  2. Royal Academy of Arts Collections
  3. Derbyshire Life, Great British Life (14 March 2014). "Derbyshire's Artistic Heritage - Arnold Machin and the Queen's Head". Archant Community Media Ltd. Retrieved 25 April 2021.
  4. "Timesonline". Archived from the original on 16 June 2011. Retrieved 4 September 2008.
  5. Muir, Douglas N. (2007) A Timeless Classic: The Evolution of Machin's Icon, British Postal Museum
  6. "Arnold Machin chained to lamp (scan of press cutting)". The Sentinel.
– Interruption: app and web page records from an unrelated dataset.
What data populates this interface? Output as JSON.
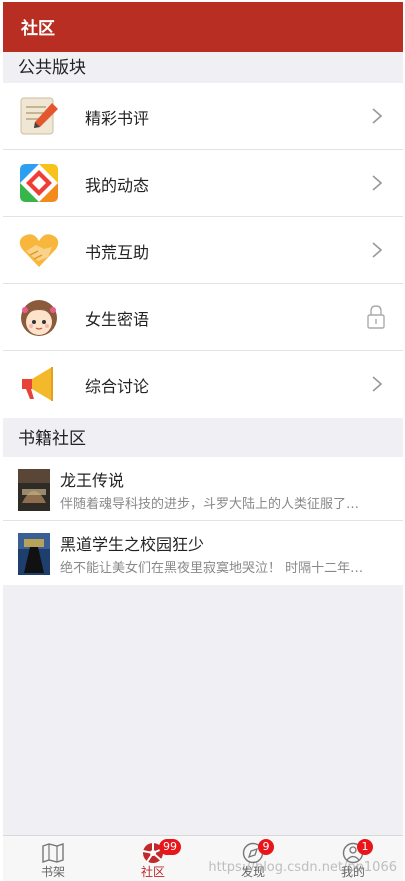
{
  "header": {
    "title": "社区"
  },
  "public_section": {
    "title": "公共版块",
    "items": [
      {
        "label": "精彩书评",
        "icon": "notepad-pencil-icon",
        "trailing": "chevron"
      },
      {
        "label": "我的动态",
        "icon": "colorful-diamond-icon",
        "trailing": "chevron"
      },
      {
        "label": "书荒互助",
        "icon": "handshake-heart-icon",
        "trailing": "chevron"
      },
      {
        "label": "女生密语",
        "icon": "girl-avatar-icon",
        "trailing": "lock"
      },
      {
        "label": "综合讨论",
        "icon": "megaphone-icon",
        "trailing": "chevron"
      }
    ]
  },
  "book_section": {
    "title": "书籍社区",
    "items": [
      {
        "title": "龙王传说",
        "desc": "伴随着魂导科技的进步，斗罗大陆上的人类征服了…"
      },
      {
        "title": "黑道学生之校园狂少",
        "desc": "绝不能让美女们在黑夜里寂寞地哭泣！ 时隔十二年…"
      }
    ]
  },
  "tabbar": {
    "tabs": [
      {
        "label": "书架",
        "icon": "map-icon",
        "badge": ""
      },
      {
        "label": "社区",
        "icon": "community-icon",
        "badge": "99"
      },
      {
        "label": "发现",
        "icon": "compass-icon",
        "badge": "9"
      },
      {
        "label": "我的",
        "icon": "profile-icon",
        "badge": "1"
      }
    ]
  },
  "watermark": "https://blog.csdn.net/pp1066",
  "colors": {
    "accent": "#b92e22",
    "badge": "#e8161b",
    "background": "#efeff4"
  }
}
July 1956. Archived from the original on 16 July 2011. Retrieved 20 June 2008.
  7. "Did you know - Arnold Machin - the sculptor of the "Queen's Head" was born in Stoke-on-Trent". (Press Cutting: Daily Mail). 12 July 1956. Retrieved 25 June 2010.
  8. Francis Machin | Times Online Obituary 27 April 2007
  9. Presentation of the sale on Cuttlestones website Archived February 18, 2012, at the Wayback Machine , retrieved 26 october 2008
  10. Richard Alleyne, "Arnold Machin plaster cast used for image of Queen on stamps is found", , updated 3 September 2008 ; available on the website (last retrieved, 26 October 2008).
  11. "(3109) Machin". (3109) Machin In: Dictionary of Minor Planet Names. Springer. 2003. p. 256. doi:10.1007/978-3-540-29925-7_3110. ISBN   978-3-540-29925-7.[ permanent dead link ]
Preceded by Coins of the pound sterling
Obverse sculptor

Succeeded by